US6276129 *Jan 20, 2000Aug 21, 2001Ford Global Technologies, Inc.Method for controlling air/fuel mixture in an internal combustion engine
US6282888 *Jan 20, 2000Sep 4, 2001Ford Technologies, Inc.Method and system for compensating for degraded pre-catalyst oxygen sensor in a two-bank exhaust system
US6301880 *Jan 20, 2000Oct 16, 2001Ford Global Technologies, Inc.Method and system for controlling air/fuel level for internal combustion engine with two exhaust banks

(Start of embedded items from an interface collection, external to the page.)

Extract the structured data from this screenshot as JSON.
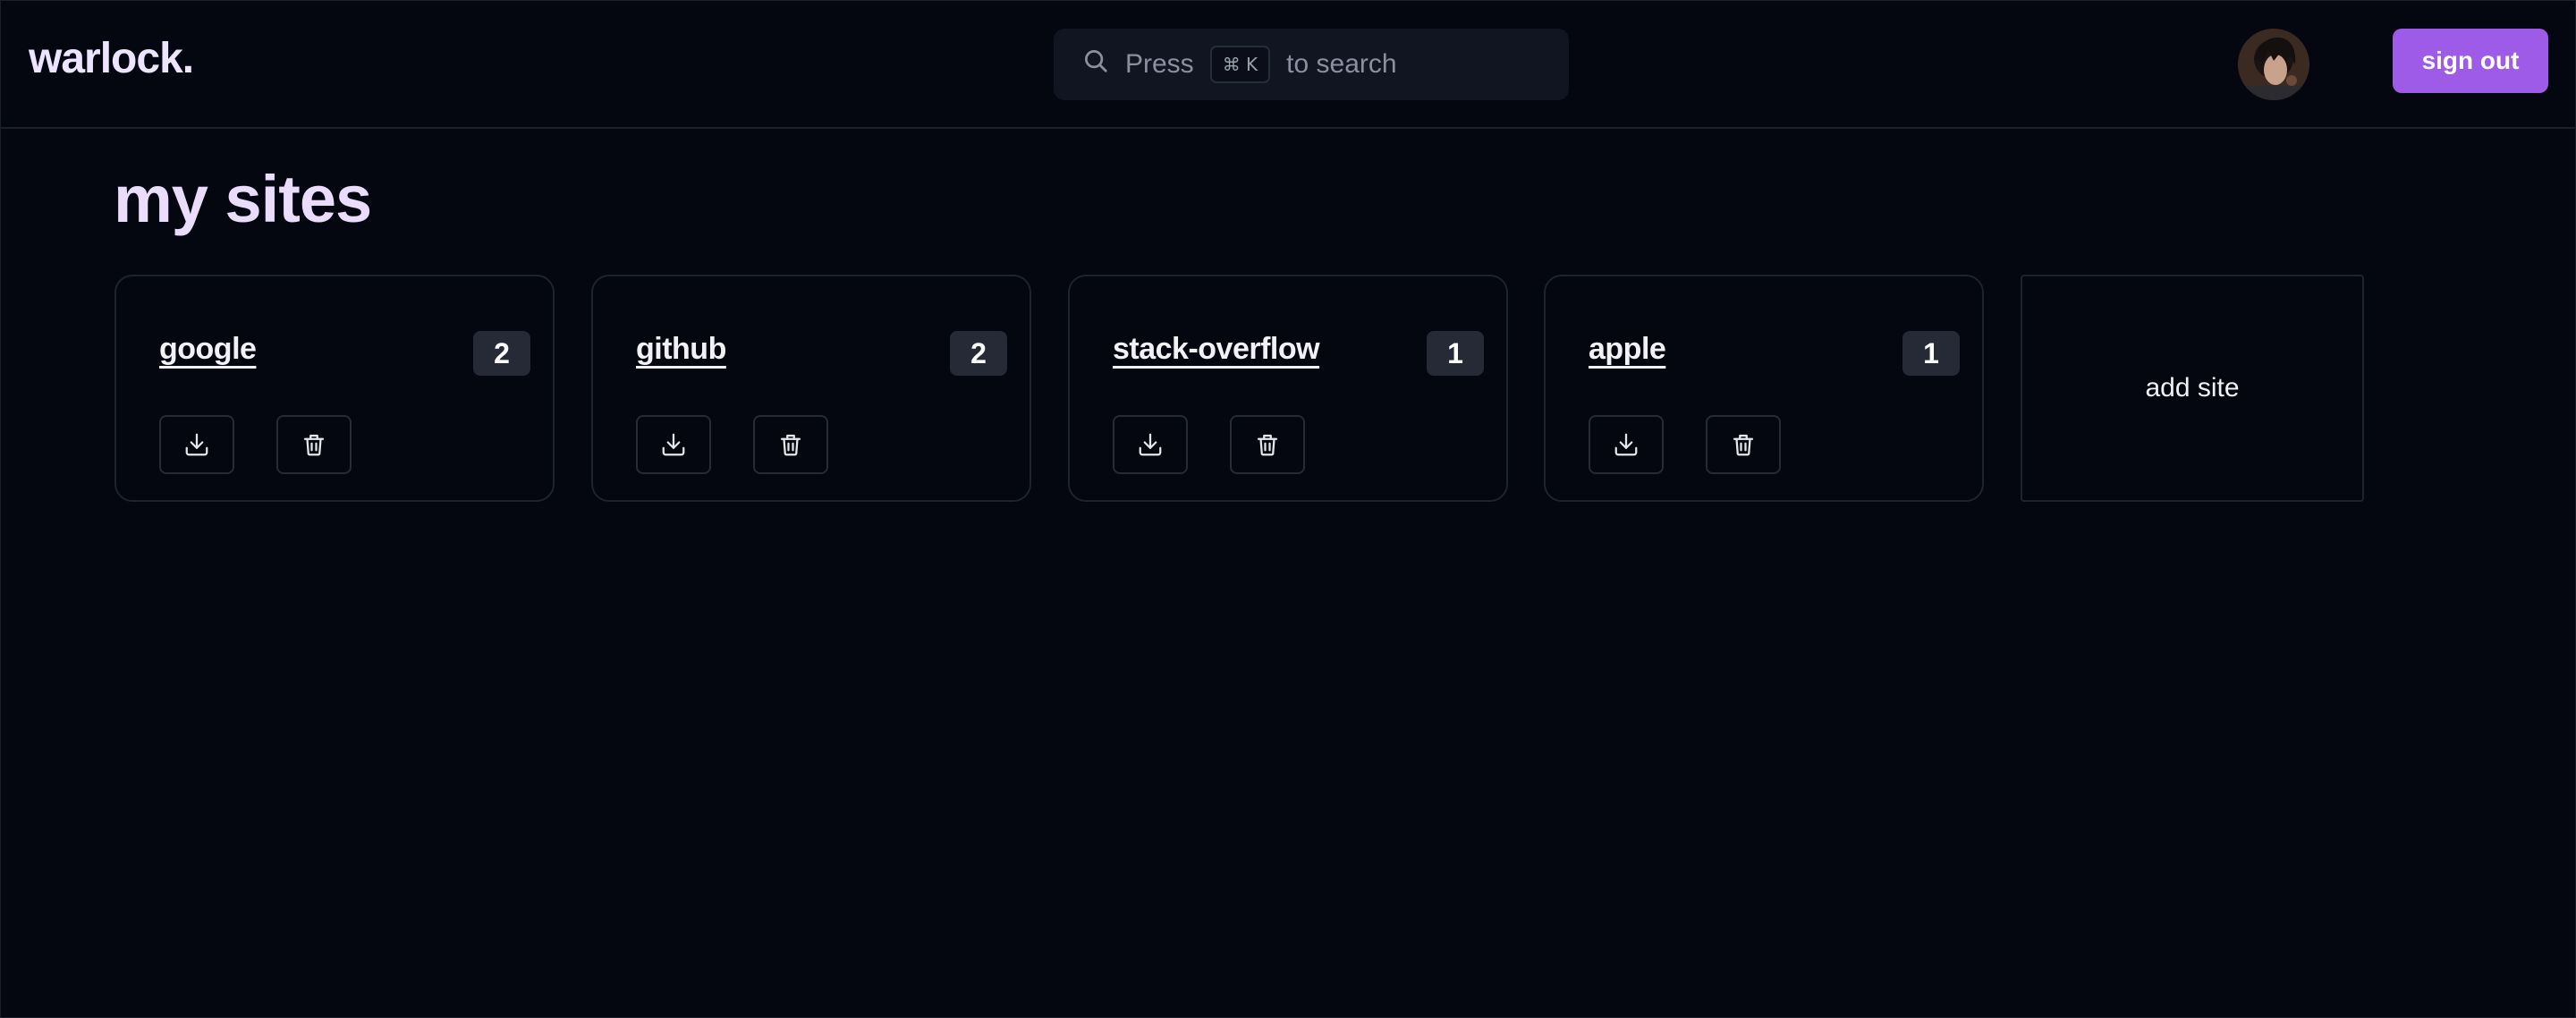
{
  "header": {
    "logo": "warlock.",
    "search": {
      "prefix": "Press",
      "shortcut": "⌘ K",
      "suffix": "to search"
    },
    "sign_out_label": "sign out"
  },
  "main": {
    "title": "my sites",
    "sites": [
      {
        "name": "google",
        "count": "2"
      },
      {
        "name": "github",
        "count": "2"
      },
      {
        "name": "stack-overflow",
        "count": "1"
      },
      {
        "name": "apple",
        "count": "1"
      }
    ],
    "add_site_label": "add site"
  },
  "colors": {
    "background": "#040610",
    "accent": "#9d5be8",
    "title": "#eadcfb"
  },
  "icons": {
    "search": "search-icon",
    "download": "download-icon",
    "delete": "trash-icon"
  }
}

US7082935 *Oct 14, 2004Aug 1, 2006General Motors CorporationApparatus and methods for closed loop fuel control
Classifications
U.S. Classification123/690, 60/277, 60/276, 60/274, 73/23.32, 73/23.31
International ClassificationF02D41/22, F02D41/14
Cooperative ClassificationY02T10/40, F02D41/22, F02D41/1495, F02D41/187, F02D41/1441, F02D41/1458, F02D41/1456
European ClassificationF02D41/14D3H6, F02D41/22, F02D41/14D1D, F02D41/14D11C
Legal Events
DateCodeEventDescription
Sep 23, 2011FPAYFee payment
Year of fee payment: 12
Feb 21, 2008FPAYFee payment
Year of fee payment: 8
Mar 24, 2004REMIMaintenance fee reminder mailed
Mar 22, 2004SULPSurcharge for late payment
Mar 22, 2004FPAYFee payment
Year of fee payment: 4
Mar 2, 1999ASAssignment
Owner name: FORD GLOBAL TECHNOLOGIES, INC., MICHIGAN
Free format text: ASSIGNMENT OF ASSIGNORS INTEREST;ASSIGNORS:LINENBERG, MARK THOMAS;CURRAN, PATRICK JOSEPH;PRZESMITZKI, STEVEN VICTOR;AND OTHERS;REEL/FRAME:009789/0345;SIGNING DATES FROM 19990127 TO 19990128